Image: Mount Vernon FR

Arc flash ratings

How is the arc rating of a fabric determined?

January 26, 2020

Responding is Craig Tutterow, FR technical director, Mount Vernon FR, Trion, GA.

Arc rating is the “value attributed to materials that describes their performance to exposure to an electrical arc discharge,” states ASTM F1956, the standard test method for determining the arc rating of materials for clothing. At least 20 fabric panels are exposed to a series of electric arcs of varying thermal energy.
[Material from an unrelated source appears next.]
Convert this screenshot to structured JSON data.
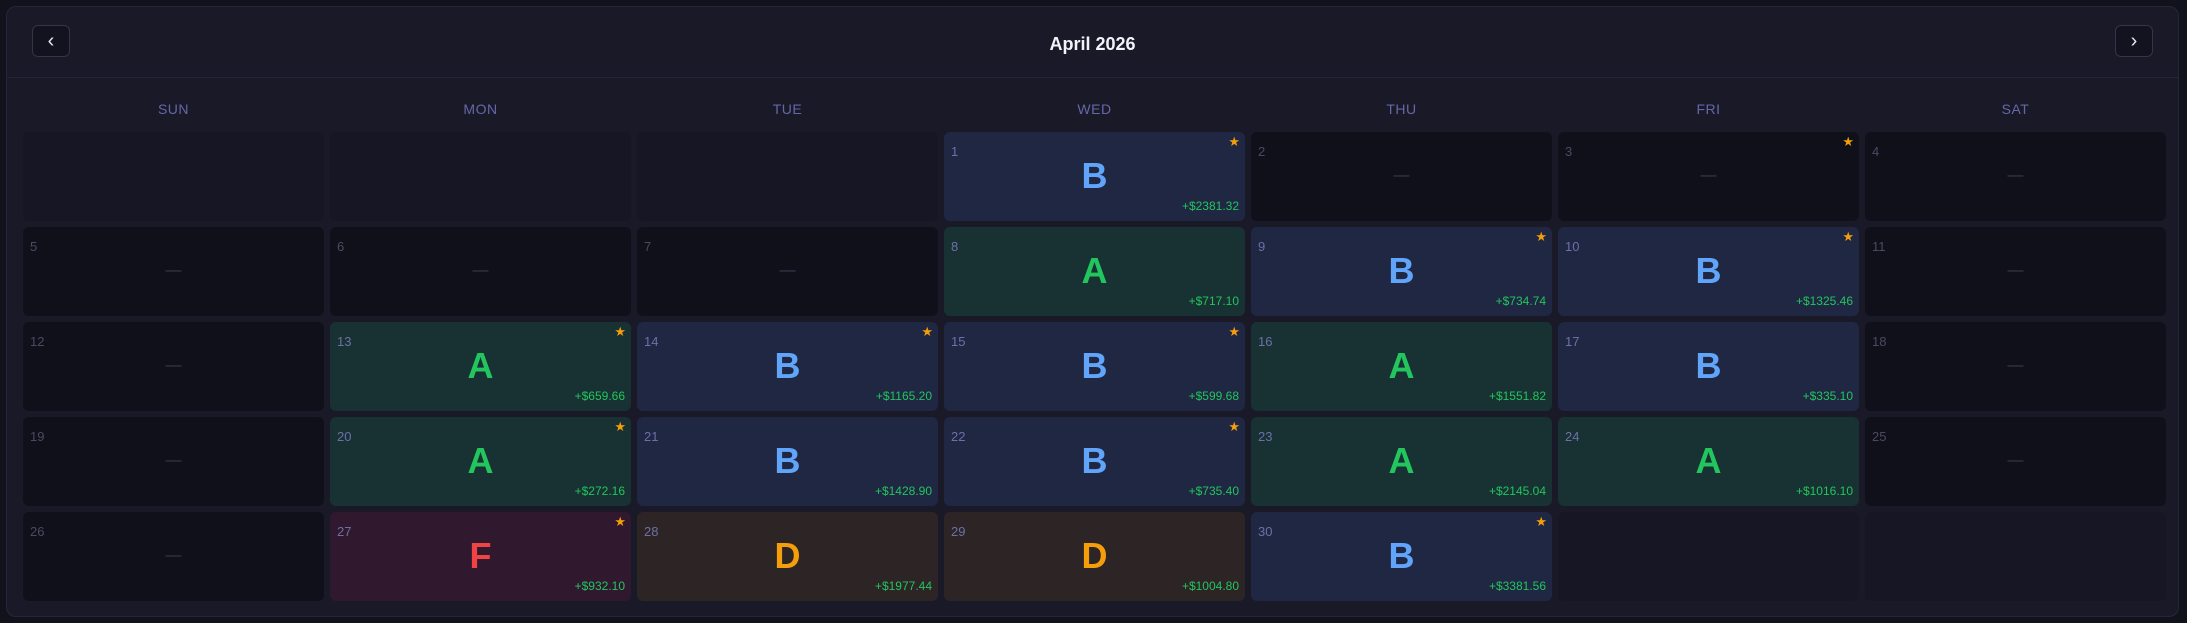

The arc thermal energy is controlled by increasing or decreasing the duration of the electric arc.

Calorimeters beside the fabric measure the thermal energy of the arc exposure, while other calorimeters behind the fabric measure the thermal energy that penetrate the fabric.

In a real-life emergency, energy that penetrates the fabric would contact skin and potentially cause burns.

That energy is measured over time and compared with human skin response to thermal energy. This relationship among thermal energy, time and skin response is called a burn model – specifically, the Stoll Curve. Each of the 20 or more panel arc exposures are compared with the Stoll Curve and classified as a burn or not a burn.

A statistical model called Logistic Regression Analysis is used to fit the data points into a curve that establishes a relationship between thermal exposure energy and the probability of a second-degree burn. A curve is established from the data points that shows the probability of a burn from 0% to 100% at different exposure energy levels.

The thermal exposure energy that corresponds to the 50% probability of a burn is the arc rating – specifically, the Arc Thermal Protective Value of the fabric. The arc rating is the thermal energy expressed in calories per square centimeter that represents the onset of a second-degree skin burn.

Editor's note: This article represents the independent views of the author and should not be construed as a National Safety Council endorsement.